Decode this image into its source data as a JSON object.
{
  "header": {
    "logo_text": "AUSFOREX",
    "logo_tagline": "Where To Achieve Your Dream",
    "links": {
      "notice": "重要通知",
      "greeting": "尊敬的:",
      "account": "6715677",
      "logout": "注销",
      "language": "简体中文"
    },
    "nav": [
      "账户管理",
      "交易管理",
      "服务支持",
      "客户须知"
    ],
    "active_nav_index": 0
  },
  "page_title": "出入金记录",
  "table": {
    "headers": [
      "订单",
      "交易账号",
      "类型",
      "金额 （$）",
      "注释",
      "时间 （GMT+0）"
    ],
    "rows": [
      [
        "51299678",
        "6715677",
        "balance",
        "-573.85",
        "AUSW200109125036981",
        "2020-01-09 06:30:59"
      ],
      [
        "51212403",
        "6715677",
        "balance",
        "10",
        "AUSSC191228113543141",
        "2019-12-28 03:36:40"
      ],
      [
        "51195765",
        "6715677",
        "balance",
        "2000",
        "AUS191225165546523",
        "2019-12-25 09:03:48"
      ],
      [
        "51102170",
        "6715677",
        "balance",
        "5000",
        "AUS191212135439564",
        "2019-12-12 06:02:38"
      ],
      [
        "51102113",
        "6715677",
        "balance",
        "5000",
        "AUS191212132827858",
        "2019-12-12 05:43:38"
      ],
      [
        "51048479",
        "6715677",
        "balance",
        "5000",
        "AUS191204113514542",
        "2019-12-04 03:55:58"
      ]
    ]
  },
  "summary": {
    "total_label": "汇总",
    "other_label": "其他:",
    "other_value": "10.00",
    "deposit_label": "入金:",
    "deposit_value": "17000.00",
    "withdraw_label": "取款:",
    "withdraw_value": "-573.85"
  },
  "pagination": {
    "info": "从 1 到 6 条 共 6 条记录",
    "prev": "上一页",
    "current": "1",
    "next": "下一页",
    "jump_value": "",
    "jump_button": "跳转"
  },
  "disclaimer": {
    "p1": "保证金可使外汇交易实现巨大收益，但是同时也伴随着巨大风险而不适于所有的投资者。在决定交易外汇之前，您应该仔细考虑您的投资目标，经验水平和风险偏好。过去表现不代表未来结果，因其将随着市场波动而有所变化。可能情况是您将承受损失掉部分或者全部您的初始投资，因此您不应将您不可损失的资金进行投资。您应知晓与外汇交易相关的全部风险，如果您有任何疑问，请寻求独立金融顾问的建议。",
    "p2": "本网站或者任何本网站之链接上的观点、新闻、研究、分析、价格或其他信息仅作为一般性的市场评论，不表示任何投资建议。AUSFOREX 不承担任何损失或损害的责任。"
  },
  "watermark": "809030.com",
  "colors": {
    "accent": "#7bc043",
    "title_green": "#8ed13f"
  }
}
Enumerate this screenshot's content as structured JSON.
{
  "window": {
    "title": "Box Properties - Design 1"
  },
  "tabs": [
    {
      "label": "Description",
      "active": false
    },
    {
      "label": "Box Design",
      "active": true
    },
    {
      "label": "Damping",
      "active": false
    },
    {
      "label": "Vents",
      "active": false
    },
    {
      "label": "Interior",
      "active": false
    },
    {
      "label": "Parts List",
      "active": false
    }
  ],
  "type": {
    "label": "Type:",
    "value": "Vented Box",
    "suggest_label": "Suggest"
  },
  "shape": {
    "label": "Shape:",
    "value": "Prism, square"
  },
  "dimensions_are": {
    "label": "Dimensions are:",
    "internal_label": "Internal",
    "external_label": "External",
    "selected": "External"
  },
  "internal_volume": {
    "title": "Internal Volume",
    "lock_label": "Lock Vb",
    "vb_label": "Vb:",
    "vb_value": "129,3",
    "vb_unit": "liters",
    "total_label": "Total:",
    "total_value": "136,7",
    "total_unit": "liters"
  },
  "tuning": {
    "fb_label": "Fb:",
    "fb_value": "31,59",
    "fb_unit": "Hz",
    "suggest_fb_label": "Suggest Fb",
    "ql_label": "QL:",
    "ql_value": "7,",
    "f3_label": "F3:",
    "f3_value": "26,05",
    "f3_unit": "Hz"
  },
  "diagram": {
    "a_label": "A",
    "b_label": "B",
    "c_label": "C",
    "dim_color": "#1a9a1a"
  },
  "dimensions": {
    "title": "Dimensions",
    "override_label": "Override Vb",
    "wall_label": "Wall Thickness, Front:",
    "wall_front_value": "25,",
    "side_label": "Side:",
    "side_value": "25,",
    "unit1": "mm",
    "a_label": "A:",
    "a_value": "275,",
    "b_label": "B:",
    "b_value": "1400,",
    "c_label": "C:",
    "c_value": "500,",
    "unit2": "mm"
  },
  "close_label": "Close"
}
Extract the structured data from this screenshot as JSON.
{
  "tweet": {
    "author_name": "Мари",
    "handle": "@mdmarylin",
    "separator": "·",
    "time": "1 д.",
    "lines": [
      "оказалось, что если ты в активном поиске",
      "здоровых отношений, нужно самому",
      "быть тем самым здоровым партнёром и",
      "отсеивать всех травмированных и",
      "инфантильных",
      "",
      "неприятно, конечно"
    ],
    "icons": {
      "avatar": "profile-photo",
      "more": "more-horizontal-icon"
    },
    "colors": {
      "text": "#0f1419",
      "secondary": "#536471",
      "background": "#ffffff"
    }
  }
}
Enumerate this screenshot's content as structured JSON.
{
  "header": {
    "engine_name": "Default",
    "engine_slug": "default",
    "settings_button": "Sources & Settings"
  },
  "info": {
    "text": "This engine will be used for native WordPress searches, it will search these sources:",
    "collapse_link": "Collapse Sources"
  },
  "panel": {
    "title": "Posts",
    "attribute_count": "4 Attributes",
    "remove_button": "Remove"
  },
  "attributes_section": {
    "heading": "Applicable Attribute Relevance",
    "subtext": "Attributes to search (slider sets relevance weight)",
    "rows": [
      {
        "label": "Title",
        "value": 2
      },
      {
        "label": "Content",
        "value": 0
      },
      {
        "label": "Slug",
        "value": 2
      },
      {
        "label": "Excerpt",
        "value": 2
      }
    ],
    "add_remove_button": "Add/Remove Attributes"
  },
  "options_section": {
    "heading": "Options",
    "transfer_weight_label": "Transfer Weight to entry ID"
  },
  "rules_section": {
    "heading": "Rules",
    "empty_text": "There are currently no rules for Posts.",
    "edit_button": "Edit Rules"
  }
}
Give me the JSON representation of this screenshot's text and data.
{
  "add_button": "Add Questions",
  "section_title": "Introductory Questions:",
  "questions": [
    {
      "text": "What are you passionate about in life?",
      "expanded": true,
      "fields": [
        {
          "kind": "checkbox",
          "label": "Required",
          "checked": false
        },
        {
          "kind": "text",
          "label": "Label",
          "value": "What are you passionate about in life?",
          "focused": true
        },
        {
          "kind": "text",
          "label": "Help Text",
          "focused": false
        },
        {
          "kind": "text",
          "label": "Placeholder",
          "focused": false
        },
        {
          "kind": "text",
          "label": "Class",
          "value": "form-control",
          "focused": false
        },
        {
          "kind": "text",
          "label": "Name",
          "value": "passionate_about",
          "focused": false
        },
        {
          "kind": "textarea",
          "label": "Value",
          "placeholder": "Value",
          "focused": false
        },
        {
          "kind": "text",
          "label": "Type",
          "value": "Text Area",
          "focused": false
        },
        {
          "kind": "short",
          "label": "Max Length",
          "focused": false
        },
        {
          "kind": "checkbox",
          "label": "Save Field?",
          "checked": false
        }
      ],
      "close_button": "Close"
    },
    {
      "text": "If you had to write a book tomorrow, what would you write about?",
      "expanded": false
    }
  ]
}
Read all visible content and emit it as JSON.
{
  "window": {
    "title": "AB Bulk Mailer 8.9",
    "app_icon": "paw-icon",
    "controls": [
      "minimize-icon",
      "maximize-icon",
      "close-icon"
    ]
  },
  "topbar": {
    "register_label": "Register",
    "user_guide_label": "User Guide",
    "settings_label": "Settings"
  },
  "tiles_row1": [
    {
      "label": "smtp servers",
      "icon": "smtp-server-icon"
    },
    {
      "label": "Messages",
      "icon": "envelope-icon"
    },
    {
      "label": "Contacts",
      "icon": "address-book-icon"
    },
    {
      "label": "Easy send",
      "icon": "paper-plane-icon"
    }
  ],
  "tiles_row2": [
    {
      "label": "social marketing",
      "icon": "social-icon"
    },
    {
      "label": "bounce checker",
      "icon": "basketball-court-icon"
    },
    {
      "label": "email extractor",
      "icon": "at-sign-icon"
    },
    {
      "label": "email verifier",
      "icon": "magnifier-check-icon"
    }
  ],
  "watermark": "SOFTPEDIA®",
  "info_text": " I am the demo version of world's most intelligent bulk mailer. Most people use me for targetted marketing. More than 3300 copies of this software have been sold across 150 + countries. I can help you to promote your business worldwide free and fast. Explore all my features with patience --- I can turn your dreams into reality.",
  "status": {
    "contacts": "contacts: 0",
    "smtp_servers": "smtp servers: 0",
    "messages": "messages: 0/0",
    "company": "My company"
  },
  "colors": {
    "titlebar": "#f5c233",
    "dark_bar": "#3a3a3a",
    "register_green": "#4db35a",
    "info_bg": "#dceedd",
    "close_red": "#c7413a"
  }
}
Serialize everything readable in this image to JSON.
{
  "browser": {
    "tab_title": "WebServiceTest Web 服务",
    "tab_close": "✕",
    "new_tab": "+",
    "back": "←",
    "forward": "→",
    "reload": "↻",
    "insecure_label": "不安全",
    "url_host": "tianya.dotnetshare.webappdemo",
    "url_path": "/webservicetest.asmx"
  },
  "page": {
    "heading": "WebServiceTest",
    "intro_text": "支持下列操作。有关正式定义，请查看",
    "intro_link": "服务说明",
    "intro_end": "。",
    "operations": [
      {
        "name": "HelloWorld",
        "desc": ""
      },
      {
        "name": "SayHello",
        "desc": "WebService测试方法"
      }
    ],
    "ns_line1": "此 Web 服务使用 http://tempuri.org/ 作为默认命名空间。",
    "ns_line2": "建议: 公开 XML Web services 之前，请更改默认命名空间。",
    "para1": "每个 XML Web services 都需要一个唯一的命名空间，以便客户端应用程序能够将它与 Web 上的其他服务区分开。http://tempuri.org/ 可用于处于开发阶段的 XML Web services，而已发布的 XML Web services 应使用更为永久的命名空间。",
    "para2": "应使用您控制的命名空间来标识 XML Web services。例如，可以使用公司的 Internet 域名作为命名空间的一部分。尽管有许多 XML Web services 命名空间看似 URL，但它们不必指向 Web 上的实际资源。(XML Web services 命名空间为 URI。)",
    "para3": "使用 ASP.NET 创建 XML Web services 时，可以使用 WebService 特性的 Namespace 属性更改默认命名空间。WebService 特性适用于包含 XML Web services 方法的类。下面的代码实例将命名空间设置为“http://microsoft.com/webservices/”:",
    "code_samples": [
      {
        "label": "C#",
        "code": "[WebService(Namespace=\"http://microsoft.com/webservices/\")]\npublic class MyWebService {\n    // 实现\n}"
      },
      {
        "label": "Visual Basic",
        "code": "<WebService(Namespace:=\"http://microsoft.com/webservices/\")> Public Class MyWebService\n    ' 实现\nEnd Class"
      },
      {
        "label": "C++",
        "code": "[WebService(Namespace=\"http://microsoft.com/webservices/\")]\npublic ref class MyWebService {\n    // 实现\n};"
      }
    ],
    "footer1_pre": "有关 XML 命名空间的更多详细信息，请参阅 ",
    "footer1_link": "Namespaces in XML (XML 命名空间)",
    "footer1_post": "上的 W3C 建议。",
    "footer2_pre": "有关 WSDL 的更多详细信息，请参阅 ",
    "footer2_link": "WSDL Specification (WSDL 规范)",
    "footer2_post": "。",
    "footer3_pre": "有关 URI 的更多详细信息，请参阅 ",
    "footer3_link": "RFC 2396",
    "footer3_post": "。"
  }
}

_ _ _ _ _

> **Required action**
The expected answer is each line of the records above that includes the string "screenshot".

> **Worked solution**
Enumerate this screenshot's content as structured JSON.
Extract the structured data from this screenshot as JSON.
Enumerate this screenshot's content as structured JSON.
Give me the JSON representation of this screenshot's text and data.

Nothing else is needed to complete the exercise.